Egyptian President Abdel Fattah al-Sisi and Abu Dhabi Crown Prince and Deputy Supreme Commander of the UAE's Armed Forces Mohammed bin Zayed Al Nahyan on Wednesday discussed the prospective of maintaining security and stability in the Middle East, touching among other things on the situation in Libya, Syria, Yemen, and "the Palestinian cause" during a meeting in Cairo.
A statement by the Egyptian presidential office on the meeting said that Sisi and bin Zayed's talks "reflected mutual understanding on continuing joint efforts to address the risks threatening the security and stability of the region's societies, i.e. foreign interventions aimed at serving the agendas of parties that do not want the good of the countries and peoples of the region".
"In this context, the president asserted Egypt's commitment to its firm stance towards Gulf security as an extension of Egyptian national security and rejection of any practices that seek to destabilise it", the statement reads.
Crown Prince Bin Zayed stressed the importance of continuing "intensive" coordination and consultation, and pursuing an exchange of views between Cairo and Abu Dhabi "to address the challenges and crises facing the Arab nation and to stand against interference in the internal affairs of Arab countries in a manner aimed at destabilising the security of the region and its people".
It was a pleasure to meet Egyptian President Abdel Fattah Al-Sisi in Cairo. We discussed ways to strengthen our bilateral ties and develop areas of cooperation. We also considered issues of peace and stability in the region pic.twitter.com/bfpQxGBvhE— محمد بن زايد (@MohamedBinZayed) December 16, 2020
During Wednesday's talks at the Heliopolis (presidential palace), Sisi and bin Zayed also discussed bilateral ties, including energy cooperation. The Egyptian president welcomed the UAE's decision to join the EastMed Gas Forum as an observer state.
The Middle East is known as a magnet for extra-regional powers who are unsurprisingly interested in the region's vast fossil fuel reserves. Since the second half of the 20th century, one of the key external powers present in the Middle East has been the US.
The beginning of the 21st century saw a series of events occur in the region in which the West and Washington, in particular, played a significant role.
Following the 9/11 terrorist attacks, the administration of US President George W. Bush announced its so-called War on Terror, focusing attention on the Middle East, starting with military operations in Afghanistan, before invading Iraq in 2003 to destroy the weapons of mass destruction (WMD) that had been falsely alleged to be in the possession of late Iraqi leader Saddam Hussein. Iraq is still suffering the consequences of that war.
Libya also fell victim to intervention by European and Western nations in 2011 in the wake of the so-called Arab Spring anti-government uprisings. Libya has been divided between two opposing governments since the NATO overthrow and assassination of the country's longtime leader, Muammar Gaddafi.

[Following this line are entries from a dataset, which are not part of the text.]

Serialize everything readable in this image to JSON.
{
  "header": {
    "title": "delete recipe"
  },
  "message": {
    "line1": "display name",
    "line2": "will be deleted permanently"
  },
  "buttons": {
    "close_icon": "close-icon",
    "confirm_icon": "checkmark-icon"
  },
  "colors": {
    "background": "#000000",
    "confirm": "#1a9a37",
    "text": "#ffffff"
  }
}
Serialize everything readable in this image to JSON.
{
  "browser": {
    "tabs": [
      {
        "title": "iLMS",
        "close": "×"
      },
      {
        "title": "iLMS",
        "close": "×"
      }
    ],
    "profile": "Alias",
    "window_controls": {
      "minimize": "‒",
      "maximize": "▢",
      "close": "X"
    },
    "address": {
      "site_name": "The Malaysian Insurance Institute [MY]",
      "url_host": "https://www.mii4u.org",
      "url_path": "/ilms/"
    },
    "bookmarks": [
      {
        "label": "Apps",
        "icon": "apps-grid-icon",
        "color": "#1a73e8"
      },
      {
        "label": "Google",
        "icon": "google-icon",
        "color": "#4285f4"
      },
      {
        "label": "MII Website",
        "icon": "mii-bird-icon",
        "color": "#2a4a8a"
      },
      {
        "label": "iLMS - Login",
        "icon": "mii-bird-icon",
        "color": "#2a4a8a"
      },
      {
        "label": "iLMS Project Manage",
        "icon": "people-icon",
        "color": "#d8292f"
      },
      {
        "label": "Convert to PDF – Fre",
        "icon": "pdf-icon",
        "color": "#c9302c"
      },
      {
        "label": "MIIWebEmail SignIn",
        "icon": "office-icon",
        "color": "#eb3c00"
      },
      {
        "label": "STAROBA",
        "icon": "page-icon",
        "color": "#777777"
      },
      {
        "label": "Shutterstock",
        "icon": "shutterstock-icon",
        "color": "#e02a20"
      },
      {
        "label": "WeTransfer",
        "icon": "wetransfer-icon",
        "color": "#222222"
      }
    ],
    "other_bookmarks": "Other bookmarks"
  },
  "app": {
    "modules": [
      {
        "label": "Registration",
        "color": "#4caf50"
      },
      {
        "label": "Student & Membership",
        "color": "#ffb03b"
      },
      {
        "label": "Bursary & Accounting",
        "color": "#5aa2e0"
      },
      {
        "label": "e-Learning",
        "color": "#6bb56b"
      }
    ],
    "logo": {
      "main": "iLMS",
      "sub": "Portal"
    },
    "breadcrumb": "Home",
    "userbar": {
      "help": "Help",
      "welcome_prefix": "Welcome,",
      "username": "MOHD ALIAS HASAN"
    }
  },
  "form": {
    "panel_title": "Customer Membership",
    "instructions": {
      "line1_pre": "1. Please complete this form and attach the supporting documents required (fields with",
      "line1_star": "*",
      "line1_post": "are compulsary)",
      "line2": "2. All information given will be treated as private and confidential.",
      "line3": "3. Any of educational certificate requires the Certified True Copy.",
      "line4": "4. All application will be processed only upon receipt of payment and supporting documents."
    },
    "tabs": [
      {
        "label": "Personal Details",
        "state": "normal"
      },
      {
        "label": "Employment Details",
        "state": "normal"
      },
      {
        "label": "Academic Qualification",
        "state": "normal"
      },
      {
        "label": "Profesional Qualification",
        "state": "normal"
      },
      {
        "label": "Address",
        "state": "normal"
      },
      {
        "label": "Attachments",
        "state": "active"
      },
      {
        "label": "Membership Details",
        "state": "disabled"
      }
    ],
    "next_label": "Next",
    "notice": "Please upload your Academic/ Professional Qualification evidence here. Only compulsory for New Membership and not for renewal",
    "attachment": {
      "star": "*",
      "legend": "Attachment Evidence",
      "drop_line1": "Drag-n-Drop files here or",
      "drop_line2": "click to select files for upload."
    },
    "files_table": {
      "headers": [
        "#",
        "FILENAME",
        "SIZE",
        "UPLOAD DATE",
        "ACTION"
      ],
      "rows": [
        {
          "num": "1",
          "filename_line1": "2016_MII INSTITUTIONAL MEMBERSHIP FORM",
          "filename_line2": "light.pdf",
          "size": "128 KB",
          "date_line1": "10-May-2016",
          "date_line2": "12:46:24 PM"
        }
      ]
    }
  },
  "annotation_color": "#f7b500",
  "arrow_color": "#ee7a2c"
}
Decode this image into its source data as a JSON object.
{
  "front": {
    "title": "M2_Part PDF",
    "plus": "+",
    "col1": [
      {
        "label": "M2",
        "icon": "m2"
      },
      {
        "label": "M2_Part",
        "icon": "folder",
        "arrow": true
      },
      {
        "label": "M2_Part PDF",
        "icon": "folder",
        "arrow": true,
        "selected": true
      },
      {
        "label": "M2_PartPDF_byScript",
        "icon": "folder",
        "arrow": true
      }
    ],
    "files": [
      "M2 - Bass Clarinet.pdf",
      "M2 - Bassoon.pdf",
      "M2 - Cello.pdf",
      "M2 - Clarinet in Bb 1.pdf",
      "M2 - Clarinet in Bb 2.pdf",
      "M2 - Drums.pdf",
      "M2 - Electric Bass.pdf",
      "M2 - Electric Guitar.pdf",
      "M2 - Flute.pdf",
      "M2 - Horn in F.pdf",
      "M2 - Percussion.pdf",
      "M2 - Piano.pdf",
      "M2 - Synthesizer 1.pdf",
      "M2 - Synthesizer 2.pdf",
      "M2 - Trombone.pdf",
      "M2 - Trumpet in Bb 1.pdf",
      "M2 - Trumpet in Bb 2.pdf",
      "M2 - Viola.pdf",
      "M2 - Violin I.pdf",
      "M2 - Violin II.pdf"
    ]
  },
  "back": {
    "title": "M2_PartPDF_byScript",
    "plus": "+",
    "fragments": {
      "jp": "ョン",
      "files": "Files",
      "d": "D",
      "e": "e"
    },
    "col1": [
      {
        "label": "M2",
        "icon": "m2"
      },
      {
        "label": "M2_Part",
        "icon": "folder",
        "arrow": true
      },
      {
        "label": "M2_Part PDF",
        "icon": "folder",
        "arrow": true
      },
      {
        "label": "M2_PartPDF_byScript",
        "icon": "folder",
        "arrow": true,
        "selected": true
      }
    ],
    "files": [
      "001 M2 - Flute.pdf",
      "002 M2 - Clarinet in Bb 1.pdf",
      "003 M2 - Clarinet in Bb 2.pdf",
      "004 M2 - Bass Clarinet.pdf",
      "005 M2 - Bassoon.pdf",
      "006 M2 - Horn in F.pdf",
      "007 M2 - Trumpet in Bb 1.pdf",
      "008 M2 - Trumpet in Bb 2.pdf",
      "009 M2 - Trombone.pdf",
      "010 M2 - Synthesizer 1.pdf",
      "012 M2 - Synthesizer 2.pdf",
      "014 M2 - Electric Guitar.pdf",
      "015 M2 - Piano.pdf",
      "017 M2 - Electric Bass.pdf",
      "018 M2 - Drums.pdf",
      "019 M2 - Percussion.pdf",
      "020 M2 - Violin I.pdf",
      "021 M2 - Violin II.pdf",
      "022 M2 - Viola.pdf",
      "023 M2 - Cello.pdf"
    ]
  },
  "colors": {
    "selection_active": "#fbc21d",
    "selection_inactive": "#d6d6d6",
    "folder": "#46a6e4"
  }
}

In Syria, the reported involvement of the US, along with some other western and regional countries in arming and training Syrian opposition rebels during the civil war that followed the Arab Spring have contributed to worsening the situation, setting back the standard of living by decades. The US has carried out airstrikes on Syrian territory against alleged Daesh terrorist group targets without authorisation from the nation's government.